soy sauce or vegan Worcestershire sauce
large egg yolk
- 1 teaspoon
- 14 to 16 ounces
frozen puff pastry, thawed in the refrigerator
Make the filling:
Heat the oil in a deep, wide 4-quart saucepan or pot over medium-high heat until shimmering. Add the onions and shallots, 1 teaspoon of the salt, and 1/2 teaspoon of the pepper. Cook, stirring occasionally, until the onions become translucent and begin to brown on the edges, 5 to 7 minutes.

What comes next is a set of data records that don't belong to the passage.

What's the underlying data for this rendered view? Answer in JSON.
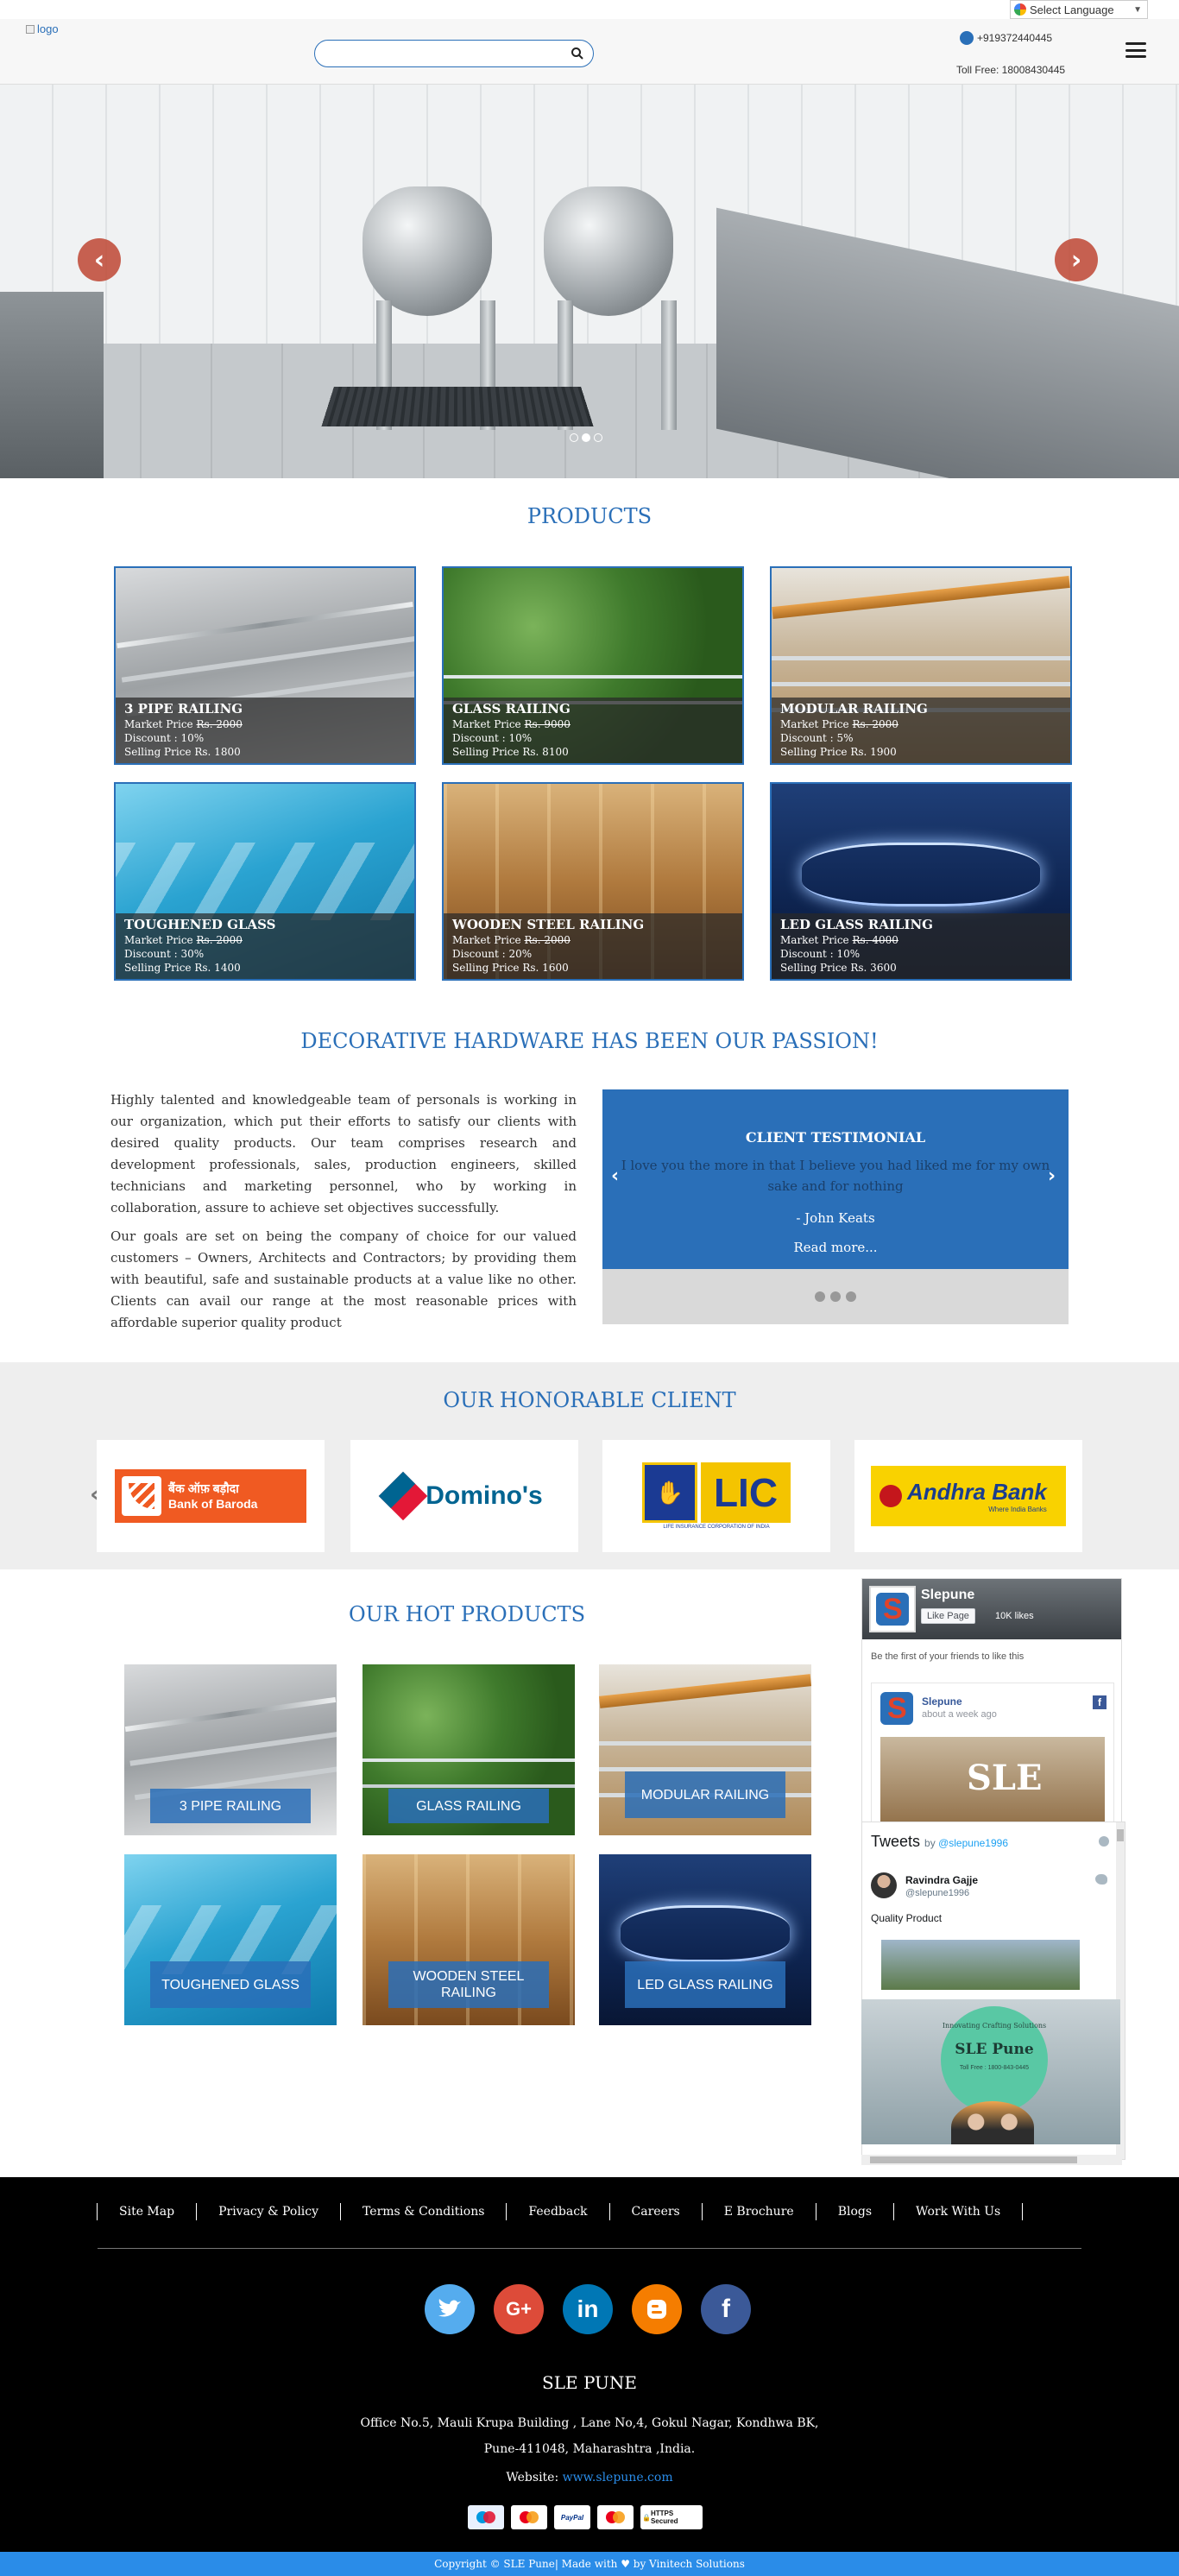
{
  "header": {
    "language_label": "Select Language",
    "logo_alt": "logo",
    "search_placeholder": "",
    "phone": "+919372440445",
    "toll_free": "Toll Free: 18008430445"
  },
  "hero": {
    "prev_icon": "chevron-left",
    "next_icon": "chevron-right",
    "slide_count": 3,
    "active_slide": 2
  },
  "products": {
    "title": "PRODUCTS",
    "market_label": "Market Price",
    "discount_label": "Discount",
    "selling_label": "Selling Price",
    "items": [
      {
        "name": "3 PIPE RAILING",
        "market_price": "Rs. 2000",
        "discount": "10%",
        "selling_price": "Rs. 1800"
      },
      {
        "name": "GLASS RAILING",
        "market_price": "Rs. 9000",
        "discount": "10%",
        "selling_price": "Rs. 8100"
      },
      {
        "name": "MODULAR RAILING",
        "market_price": "Rs. 2000",
        "discount": "5%",
        "selling_price": "Rs. 1900"
      },
      {
        "name": "TOUGHENED GLASS",
        "market_price": "Rs. 2000",
        "discount": "30%",
        "selling_price": "Rs. 1400"
      },
      {
        "name": "WOODEN STEEL RAILING",
        "market_price": "Rs. 2000",
        "discount": "20%",
        "selling_price": "Rs. 1600"
      },
      {
        "name": "LED GLASS RAILING",
        "market_price": "Rs. 4000",
        "discount": "10%",
        "selling_price": "Rs. 3600"
      }
    ]
  },
  "passion": {
    "title": "DECORATIVE HARDWARE HAS BEEN OUR PASSION!",
    "para1": "Highly talented and knowledgeable team of personals is working in our organization, which put their efforts to satisfy our clients with desired quality products. Our team comprises research and development professionals, sales, production engineers, skilled technicians and marketing personnel, who by working in collaboration, assure to achieve set objectives successfully.",
    "para2": "Our goals are set on being the company of choice for our valued customers – Owners, Architects and Contractors; by providing them with beautiful, safe and sustainable products at a value like no other. Clients can avail our range at the most reasonable prices with affordable superior quality product"
  },
  "testimonial": {
    "heading": "CLIENT TESTIMONIAL",
    "quote": "I love you the more in that I believe you had liked me for my own sake and for nothing",
    "author": "- John Keats",
    "read_more": "Read more..."
  },
  "clients": {
    "title": "OUR HONORABLE CLIENT",
    "bob_hindi": "बैंक ऑफ़ बड़ौदा",
    "bob_english": "Bank of Baroda",
    "dominos": "Domino's",
    "lic": "LIC",
    "lic_sub": "LIFE INSURANCE CORPORATION OF INDIA",
    "andhra": "Andhra Bank",
    "andhra_sub": "Where India Banks"
  },
  "hot_products": {
    "title": "OUR HOT PRODUCTS",
    "items": [
      "3 PIPE RAILING",
      "GLASS RAILING",
      "MODULAR RAILING",
      "TOUGHENED GLASS",
      "WOODEN STEEL RAILING",
      "LED GLASS RAILING"
    ]
  },
  "facebook": {
    "page_name": "Slepune",
    "like_button": "Like Page",
    "likes": "10K likes",
    "first_friends": "Be the first of your friends to like this",
    "post_author": "Slepune",
    "post_time": "about a week ago",
    "post_image_text": "SLE"
  },
  "twitter": {
    "title": "Tweets",
    "by": "by",
    "handle_link": "@slepune1996",
    "user_name": "Ravindra Gajje",
    "user_handle": "@slepune1996",
    "tweet_text": "Quality Product"
  },
  "sle_banner": {
    "tagline": "Innovating Crafting Solutions",
    "name": "SLE Pune",
    "toll": "Toll Free : 1800-843-0445"
  },
  "footer": {
    "links": [
      "Site Map",
      "Privacy & Policy",
      "Terms & Conditions",
      "Feedback",
      "Careers",
      "E Brochure",
      "Blogs",
      "Work With Us"
    ],
    "company": "SLE PUNE",
    "address_line1": "Office No.5, Mauli Krupa Building , Lane No,4, Gokul Nagar, Kondhwa BK,",
    "address_line2": "Pune-411048, Maharashtra ,India.",
    "website_label": "Website:",
    "website": "www.slepune.com",
    "payments": [
      "Maestro",
      "MasterCard",
      "PayPal",
      "MasterCard",
      "HTTPS Secured"
    ],
    "copyright": "Copyright © SLE Pune| Made with ♥ by Vinitech Solutions"
  },
  "colors": {
    "brand_blue": "#2a6fb8",
    "footer_bg": "#000000",
    "copyright_bg": "#2a8ce8",
    "slider_arrow": "#be4632"
  }
}
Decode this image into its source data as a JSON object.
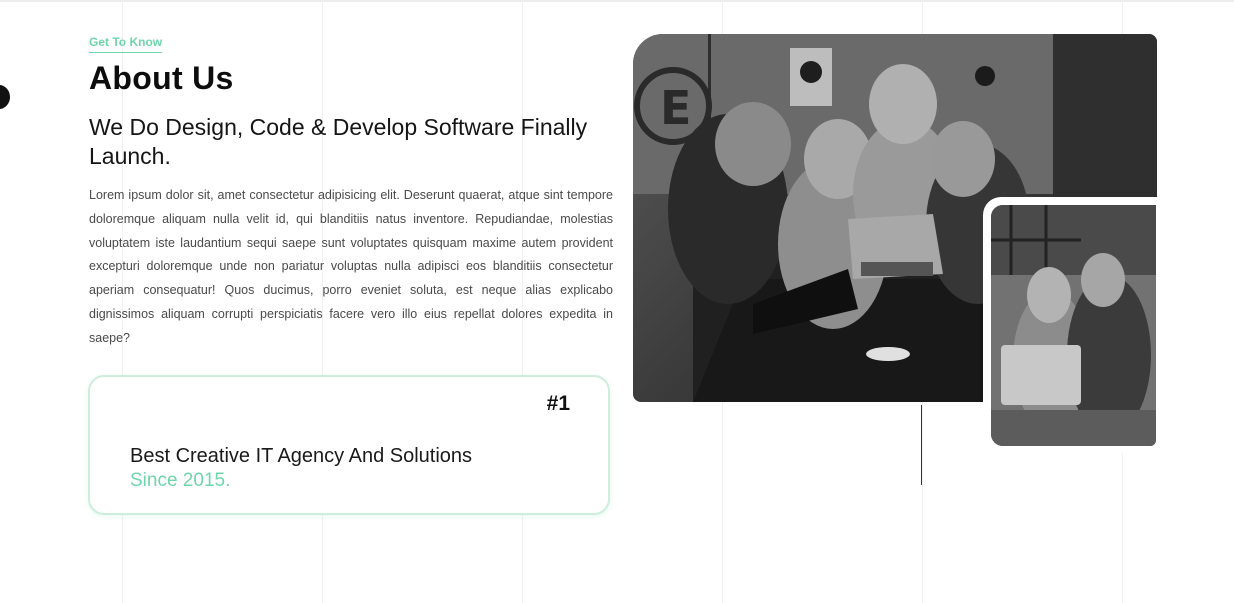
{
  "about": {
    "eyebrow": "Get To Know",
    "title": "About Us",
    "subtitle": "We Do Design, Code & Develop Software Finally Launch.",
    "body": "Lorem ipsum dolor sit, amet consectetur adipisicing elit. Deserunt quaerat, atque sint tempore doloremque aliquam nulla velit id, qui blanditiis natus inventore. Repudiandae, molestias voluptatem iste laudantium sequi saepe sunt voluptates quisquam maxime autem provident excepturi doloremque unde non pariatur voluptas nulla adipisci eos blanditiis consectetur aperiam consequatur! Quos ducimus, porro eveniet soluta, est neque alias explicabo dignissimos aliquam corrupti perspiciatis facere vero illo eius repellat dolores expedita in saepe?"
  },
  "highlight": {
    "badge": "#1",
    "line1": "Best Creative IT Agency And Solutions",
    "line2": "Since 2015."
  },
  "images": {
    "main": "team-at-laptop-photo",
    "secondary": "colleagues-at-laptop-photo"
  },
  "colors": {
    "accent": "#6fd6ac",
    "text": "#111111",
    "body_text": "#4a4a4a"
  }
}
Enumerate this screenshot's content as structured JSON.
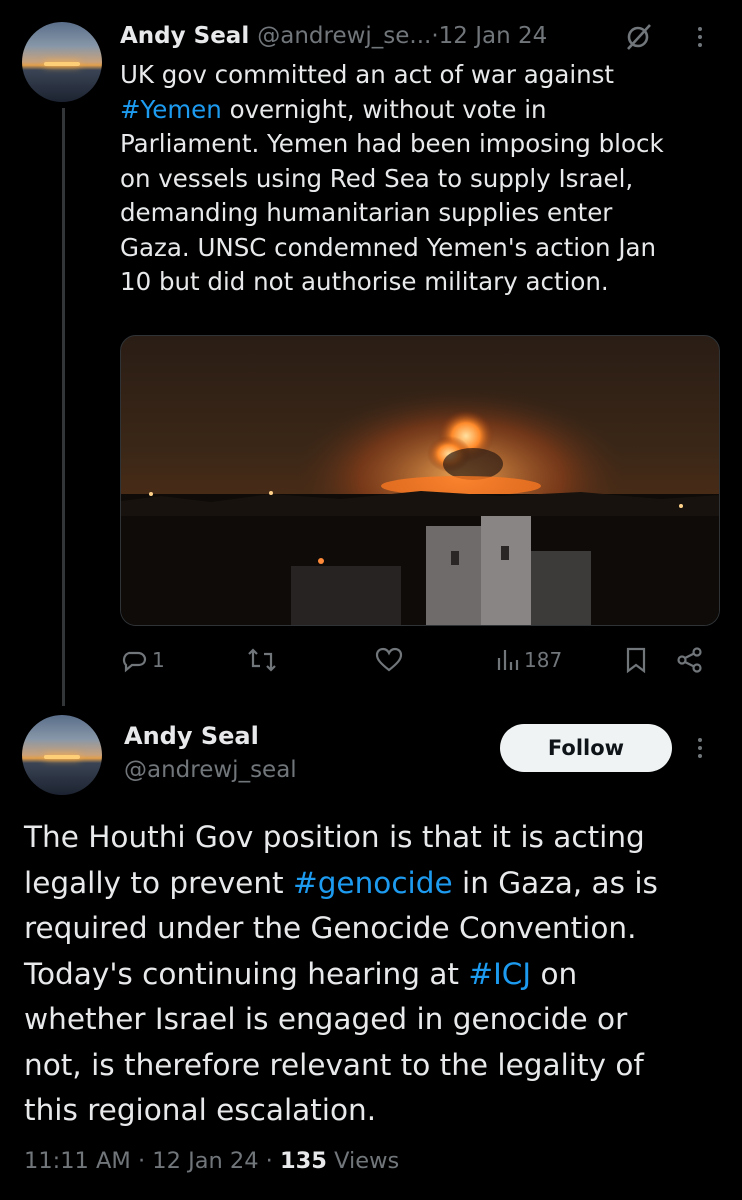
{
  "tweet1": {
    "name": "Andy Seal",
    "handle": "@andrewj_se...",
    "sep": " · ",
    "date": "12 Jan 24",
    "lines": [
      {
        "segments": [
          {
            "text": "UK gov committed an act of war against",
            "tag": false
          }
        ]
      },
      {
        "segments": [
          {
            "text": "#Yemen",
            "tag": true
          },
          {
            "text": " overnight, without vote in",
            "tag": false
          }
        ]
      },
      {
        "segments": [
          {
            "text": "Parliament. Yemen had been imposing block",
            "tag": false
          }
        ]
      },
      {
        "segments": [
          {
            "text": "on vessels using Red Sea to supply Israel,",
            "tag": false
          }
        ]
      },
      {
        "segments": [
          {
            "text": "demanding humanitarian supplies enter",
            "tag": false
          }
        ]
      },
      {
        "segments": [
          {
            "text": "Gaza. UNSC condemned Yemen's action Jan",
            "tag": false
          }
        ]
      },
      {
        "segments": [
          {
            "text": "10 but did not authorise military action.",
            "tag": false
          }
        ]
      }
    ],
    "actions": {
      "replies": "1",
      "views": "187"
    }
  },
  "tweet2": {
    "name": "Andy Seal",
    "handle": "@andrewj_seal",
    "follow_label": "Follow",
    "lines": [
      {
        "segments": [
          {
            "text": "The Houthi Gov position is that it is acting",
            "tag": false
          }
        ]
      },
      {
        "segments": [
          {
            "text": "legally to prevent ",
            "tag": false
          },
          {
            "text": "#genocide",
            "tag": true
          },
          {
            "text": " in Gaza, as is",
            "tag": false
          }
        ]
      },
      {
        "segments": [
          {
            "text": "required under the Genocide Convention.",
            "tag": false
          }
        ]
      },
      {
        "segments": [
          {
            "text": "Today's continuing hearing at ",
            "tag": false
          },
          {
            "text": "#ICJ",
            "tag": true
          },
          {
            "text": " on",
            "tag": false
          }
        ]
      },
      {
        "segments": [
          {
            "text": "whether Israel is engaged in genocide or",
            "tag": false
          }
        ]
      },
      {
        "segments": [
          {
            "text": "not, is therefore relevant to the legality of",
            "tag": false
          }
        ]
      },
      {
        "segments": [
          {
            "text": "this regional escalation.",
            "tag": false
          }
        ]
      }
    ],
    "meta": {
      "time": "11:11 AM",
      "sep": " · ",
      "date": "12 Jan 24",
      "views_count": "135",
      "views_label": " Views"
    }
  },
  "colors": {
    "background": "#000000",
    "text": "#e7e9ea",
    "muted": "#71767b",
    "hashtag": "#1d9bf0",
    "follow_bg": "#eff3f4"
  },
  "icons": [
    "grok-icon",
    "more-icon",
    "reply-icon",
    "repost-icon",
    "like-icon",
    "views-icon",
    "bookmark-icon",
    "share-icon"
  ]
}
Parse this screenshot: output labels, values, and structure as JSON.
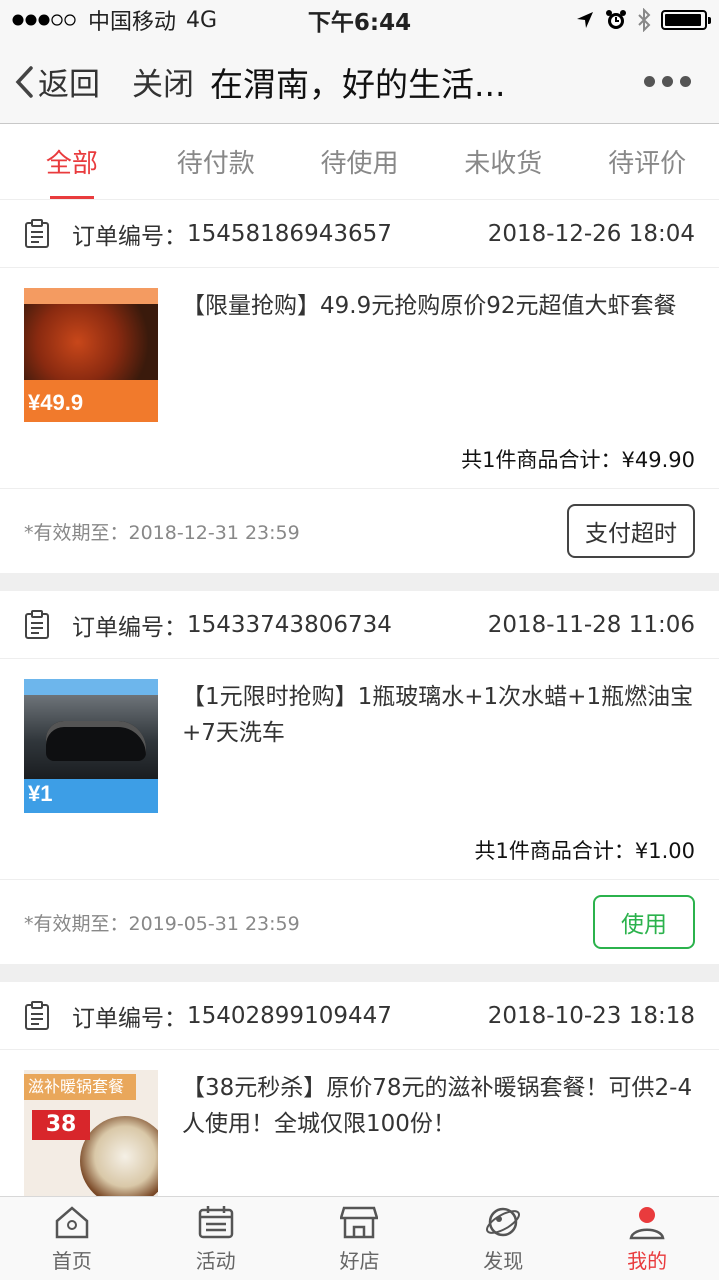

Reduce the heat to low (the lowest your stovetop will go), add the garlic, and cook, stirring occasionally, until the onions, shallots, and garlic are completely softened and caramel-brown in color, 30 to 40 minutes. Transfer to a bowl and set aside. Reserve the pan.
Add the butter to the pan over medium-high heat and cook until melted and just beginning to foam. Add the flour and mustard, whisk to combine, and cook until golden-blonde in color, about 2 minutes. (You want this mixture, called a roux, to be a tight, sandy mixture; not liquidy.)
Add the wine and whisk to combine. Add the broth and cream and whisk until fully combined and smooth. Continue whisking just until the mixture begins to thicken, 2 to 3 minutes. Reduce the heat to low.
Add the parsnips, celery root or turnips, potatoes, carrots, chestnuts, sage, thyme, parsley, nutmeg, soy sauce, remaining 3 teaspoons salt, remaining 1/2 teaspoon pepper, and reserved onion mixture, and stir to combine. Lower the heat to a simmer, cover, and cook until the vegetables are tender-crisp, stirring occasionally, 20 to 25 minutes.
Bake the pie:
When you are ready to bake the pie, arrange a rack in the middle of the oven and heat to 400°F. Coat a 3-quart baking dish (oval preferred, but a 9x13-inch baking dish will also work), with cooking spray. Add the hot filling, spread into an even layer, and set aside.
Make an egg wash by combining the egg and water in a small bowl or cup and whisking well; set aside.
Dust a work surface lightly with flour and place the puff pastry on it. With a rolling pin, roll it out to be 1 inch wider and 1 inch longer than your baking dish. Working as quickly as you can, transfer the puff pastry over the top of the filling. Brush liberally with the egg wash.
Bake until the puff pastry is a deep burnished brown and puffed, 12 to 16 minutes. Serve immediately.
Defrosting puff pastry: Puff pastry defrosting instructions vary quite a bit from company to company. The goal is to keep it as cold as possible until you use it so the fat inside stays chilled and the dough puffs. For this recipe, defrost it in the refrigerator and leave it in there until you are ready to top the pie.
Make ahead: The onion, garlic, and shallot mixture can be made in advance, covered, and refrigerated for up to 2 days. Alternatively, the entire filling can be made in advance and refrigerated, covered, for up to 2 days. Reheat before using.
Storage: The puff pastry on the pot pie is really only delicious the day it's been baked. It gets quite soggy, so if you are lucky enough to have any leftovers, you can discard the puff pastry if you like, and scoop out the filling, cover, and refrigerate it. Enjoy it over pasta, rice, couscous, or any simply cooked whole grain for a second-day meal.